# [TASK TO CARRY OUT]
Filter the data for "сканирования" and copy matching lines.
-=-=-
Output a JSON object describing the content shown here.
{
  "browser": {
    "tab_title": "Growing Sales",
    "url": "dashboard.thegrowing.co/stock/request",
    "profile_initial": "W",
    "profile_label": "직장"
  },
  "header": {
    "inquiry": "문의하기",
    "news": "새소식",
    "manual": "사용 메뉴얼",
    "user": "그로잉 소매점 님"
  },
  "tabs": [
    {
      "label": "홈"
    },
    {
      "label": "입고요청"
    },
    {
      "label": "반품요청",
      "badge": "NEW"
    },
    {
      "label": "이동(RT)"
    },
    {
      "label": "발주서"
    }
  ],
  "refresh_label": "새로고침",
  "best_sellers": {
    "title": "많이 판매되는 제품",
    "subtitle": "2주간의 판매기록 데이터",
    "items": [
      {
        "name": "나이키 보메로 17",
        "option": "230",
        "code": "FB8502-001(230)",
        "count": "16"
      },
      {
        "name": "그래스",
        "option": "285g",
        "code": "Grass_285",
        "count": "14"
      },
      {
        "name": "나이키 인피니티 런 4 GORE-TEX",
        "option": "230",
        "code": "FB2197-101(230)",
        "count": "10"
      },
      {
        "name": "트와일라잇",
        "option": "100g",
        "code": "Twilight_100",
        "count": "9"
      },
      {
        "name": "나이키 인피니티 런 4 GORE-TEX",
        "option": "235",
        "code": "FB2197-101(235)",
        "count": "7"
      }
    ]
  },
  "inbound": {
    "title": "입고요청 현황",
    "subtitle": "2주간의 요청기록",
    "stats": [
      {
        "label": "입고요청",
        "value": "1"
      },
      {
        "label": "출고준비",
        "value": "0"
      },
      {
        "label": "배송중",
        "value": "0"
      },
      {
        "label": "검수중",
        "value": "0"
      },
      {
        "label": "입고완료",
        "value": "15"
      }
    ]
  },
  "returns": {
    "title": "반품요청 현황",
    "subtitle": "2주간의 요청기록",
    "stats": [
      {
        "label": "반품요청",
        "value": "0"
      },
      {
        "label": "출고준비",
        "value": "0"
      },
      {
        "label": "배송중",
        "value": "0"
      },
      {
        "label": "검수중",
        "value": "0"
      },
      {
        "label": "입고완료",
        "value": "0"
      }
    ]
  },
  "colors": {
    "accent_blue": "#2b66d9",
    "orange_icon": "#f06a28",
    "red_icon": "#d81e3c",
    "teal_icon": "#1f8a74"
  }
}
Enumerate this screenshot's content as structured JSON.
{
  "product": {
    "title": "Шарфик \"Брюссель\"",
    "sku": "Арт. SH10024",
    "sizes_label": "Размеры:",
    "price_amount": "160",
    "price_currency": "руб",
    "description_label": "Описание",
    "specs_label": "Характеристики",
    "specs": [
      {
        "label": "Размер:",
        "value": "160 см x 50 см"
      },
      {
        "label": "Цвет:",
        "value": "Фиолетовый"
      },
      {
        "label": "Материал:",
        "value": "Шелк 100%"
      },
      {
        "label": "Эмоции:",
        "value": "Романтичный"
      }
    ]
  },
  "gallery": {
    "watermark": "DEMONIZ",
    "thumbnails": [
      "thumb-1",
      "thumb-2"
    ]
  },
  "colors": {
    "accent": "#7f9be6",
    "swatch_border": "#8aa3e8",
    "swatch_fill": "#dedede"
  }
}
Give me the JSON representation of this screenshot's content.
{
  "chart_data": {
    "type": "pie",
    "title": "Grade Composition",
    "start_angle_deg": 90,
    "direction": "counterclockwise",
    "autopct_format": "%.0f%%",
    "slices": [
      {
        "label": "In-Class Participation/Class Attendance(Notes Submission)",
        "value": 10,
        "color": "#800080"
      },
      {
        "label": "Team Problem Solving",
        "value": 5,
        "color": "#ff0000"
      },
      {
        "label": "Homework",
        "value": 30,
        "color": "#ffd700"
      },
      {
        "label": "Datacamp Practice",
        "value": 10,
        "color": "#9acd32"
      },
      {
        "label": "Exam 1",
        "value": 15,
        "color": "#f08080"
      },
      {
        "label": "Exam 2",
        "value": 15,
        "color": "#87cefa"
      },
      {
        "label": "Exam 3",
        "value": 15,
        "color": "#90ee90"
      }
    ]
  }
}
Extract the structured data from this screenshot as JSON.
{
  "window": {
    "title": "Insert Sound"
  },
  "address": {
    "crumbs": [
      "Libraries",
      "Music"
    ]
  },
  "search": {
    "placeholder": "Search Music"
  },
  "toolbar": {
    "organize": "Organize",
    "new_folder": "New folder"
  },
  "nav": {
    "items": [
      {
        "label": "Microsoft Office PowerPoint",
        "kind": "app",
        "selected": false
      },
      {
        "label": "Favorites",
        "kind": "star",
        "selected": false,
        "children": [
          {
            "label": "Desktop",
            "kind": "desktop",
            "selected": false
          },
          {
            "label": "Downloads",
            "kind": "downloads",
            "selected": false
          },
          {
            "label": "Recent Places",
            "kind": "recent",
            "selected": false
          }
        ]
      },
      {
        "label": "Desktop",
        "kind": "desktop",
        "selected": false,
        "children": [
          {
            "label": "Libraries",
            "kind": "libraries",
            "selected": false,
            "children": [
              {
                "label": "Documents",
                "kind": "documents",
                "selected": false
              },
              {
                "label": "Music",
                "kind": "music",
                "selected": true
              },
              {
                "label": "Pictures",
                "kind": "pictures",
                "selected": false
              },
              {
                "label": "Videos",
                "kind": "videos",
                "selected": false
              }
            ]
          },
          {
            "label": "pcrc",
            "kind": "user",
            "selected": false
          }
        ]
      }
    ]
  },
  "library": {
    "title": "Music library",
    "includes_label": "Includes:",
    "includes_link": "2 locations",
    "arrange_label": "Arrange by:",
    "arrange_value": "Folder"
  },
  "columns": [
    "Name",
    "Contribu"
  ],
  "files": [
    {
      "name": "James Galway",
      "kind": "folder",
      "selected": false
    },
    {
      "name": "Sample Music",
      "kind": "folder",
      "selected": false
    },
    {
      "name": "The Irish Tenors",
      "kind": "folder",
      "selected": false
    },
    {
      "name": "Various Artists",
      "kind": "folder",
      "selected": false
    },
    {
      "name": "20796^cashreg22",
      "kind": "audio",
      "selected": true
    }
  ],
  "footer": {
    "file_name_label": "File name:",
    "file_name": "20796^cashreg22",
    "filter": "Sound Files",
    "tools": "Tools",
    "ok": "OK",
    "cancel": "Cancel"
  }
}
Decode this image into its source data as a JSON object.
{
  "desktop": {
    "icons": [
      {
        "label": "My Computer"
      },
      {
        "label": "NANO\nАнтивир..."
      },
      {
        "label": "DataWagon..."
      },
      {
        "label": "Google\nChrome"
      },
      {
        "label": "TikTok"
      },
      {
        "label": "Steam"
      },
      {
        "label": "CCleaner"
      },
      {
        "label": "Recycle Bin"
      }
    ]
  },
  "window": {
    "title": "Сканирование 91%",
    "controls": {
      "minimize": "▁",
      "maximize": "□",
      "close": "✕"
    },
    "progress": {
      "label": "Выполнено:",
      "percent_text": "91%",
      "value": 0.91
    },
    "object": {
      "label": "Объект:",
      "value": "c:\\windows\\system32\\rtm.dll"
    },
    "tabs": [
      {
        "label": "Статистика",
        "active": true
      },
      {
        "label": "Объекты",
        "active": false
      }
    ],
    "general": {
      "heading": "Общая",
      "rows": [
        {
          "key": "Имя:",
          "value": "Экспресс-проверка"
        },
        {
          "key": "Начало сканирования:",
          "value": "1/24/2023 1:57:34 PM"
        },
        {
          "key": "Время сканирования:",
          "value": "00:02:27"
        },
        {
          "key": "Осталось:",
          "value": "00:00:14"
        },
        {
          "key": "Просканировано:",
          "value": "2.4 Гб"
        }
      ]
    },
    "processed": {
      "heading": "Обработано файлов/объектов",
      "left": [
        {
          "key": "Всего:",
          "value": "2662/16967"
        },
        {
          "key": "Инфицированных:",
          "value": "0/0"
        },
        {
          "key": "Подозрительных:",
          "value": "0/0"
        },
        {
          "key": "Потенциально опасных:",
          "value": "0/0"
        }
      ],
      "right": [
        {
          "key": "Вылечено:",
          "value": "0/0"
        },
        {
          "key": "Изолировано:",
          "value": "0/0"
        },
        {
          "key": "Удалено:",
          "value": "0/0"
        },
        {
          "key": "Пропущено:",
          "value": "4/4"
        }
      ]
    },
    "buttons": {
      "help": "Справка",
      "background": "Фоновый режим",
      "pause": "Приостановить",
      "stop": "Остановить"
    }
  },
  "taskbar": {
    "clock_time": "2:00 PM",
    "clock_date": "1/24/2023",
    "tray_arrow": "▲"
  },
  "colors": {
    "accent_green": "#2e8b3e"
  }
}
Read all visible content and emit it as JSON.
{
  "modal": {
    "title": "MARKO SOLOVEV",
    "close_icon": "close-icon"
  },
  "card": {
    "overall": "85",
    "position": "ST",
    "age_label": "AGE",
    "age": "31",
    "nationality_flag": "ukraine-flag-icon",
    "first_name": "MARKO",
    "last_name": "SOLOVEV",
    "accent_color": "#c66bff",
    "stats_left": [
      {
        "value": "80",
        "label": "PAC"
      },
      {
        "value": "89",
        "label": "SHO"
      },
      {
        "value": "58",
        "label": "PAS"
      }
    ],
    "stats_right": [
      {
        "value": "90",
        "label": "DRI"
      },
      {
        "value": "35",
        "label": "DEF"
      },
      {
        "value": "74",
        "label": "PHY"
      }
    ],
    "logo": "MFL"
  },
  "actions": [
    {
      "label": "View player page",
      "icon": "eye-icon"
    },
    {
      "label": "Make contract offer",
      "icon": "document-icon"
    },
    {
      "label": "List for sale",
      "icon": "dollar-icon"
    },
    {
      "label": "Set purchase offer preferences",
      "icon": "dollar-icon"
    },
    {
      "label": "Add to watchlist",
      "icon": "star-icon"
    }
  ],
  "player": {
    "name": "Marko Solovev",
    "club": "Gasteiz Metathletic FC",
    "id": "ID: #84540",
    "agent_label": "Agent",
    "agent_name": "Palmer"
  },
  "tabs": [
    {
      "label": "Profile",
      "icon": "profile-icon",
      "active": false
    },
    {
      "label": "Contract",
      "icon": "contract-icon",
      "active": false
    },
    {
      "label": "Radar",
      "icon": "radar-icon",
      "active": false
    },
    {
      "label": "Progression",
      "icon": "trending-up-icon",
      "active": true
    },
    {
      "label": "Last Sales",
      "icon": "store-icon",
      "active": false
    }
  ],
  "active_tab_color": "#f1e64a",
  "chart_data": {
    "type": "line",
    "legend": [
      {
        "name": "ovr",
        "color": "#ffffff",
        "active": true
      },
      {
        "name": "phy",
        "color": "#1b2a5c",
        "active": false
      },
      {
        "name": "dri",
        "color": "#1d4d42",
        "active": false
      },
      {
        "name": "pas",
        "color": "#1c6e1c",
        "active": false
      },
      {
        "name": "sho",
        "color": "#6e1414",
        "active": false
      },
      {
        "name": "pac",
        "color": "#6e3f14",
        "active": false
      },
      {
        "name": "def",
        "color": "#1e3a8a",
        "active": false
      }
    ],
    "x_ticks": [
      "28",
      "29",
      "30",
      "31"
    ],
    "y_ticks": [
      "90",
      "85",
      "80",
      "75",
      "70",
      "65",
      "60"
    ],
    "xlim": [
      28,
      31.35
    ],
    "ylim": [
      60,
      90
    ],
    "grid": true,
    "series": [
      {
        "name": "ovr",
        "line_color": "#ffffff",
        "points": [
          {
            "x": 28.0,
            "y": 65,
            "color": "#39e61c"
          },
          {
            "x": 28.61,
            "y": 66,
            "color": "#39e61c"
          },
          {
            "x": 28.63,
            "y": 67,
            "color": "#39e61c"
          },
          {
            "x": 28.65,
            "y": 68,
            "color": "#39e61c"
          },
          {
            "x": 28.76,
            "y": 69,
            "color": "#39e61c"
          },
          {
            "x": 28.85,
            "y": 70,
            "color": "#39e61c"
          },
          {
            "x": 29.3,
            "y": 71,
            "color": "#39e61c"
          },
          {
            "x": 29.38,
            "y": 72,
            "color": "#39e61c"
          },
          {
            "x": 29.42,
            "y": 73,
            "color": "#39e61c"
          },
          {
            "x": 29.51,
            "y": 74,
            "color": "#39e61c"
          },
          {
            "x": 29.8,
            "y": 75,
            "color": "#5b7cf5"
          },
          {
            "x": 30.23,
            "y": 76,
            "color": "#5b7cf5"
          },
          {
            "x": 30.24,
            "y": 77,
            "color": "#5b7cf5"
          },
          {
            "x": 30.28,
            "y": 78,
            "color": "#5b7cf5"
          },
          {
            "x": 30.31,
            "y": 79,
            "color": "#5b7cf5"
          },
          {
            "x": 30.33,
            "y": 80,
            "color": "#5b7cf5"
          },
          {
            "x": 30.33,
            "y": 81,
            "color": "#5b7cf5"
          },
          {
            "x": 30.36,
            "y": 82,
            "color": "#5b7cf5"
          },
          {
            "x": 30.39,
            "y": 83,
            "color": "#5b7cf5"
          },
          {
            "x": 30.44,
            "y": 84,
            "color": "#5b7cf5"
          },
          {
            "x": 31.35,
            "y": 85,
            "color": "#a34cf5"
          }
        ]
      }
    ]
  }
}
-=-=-
# [OUTPUT OF THE TASK]
          "key": "Начало сканирования:",
          "key": "Время сканирования:",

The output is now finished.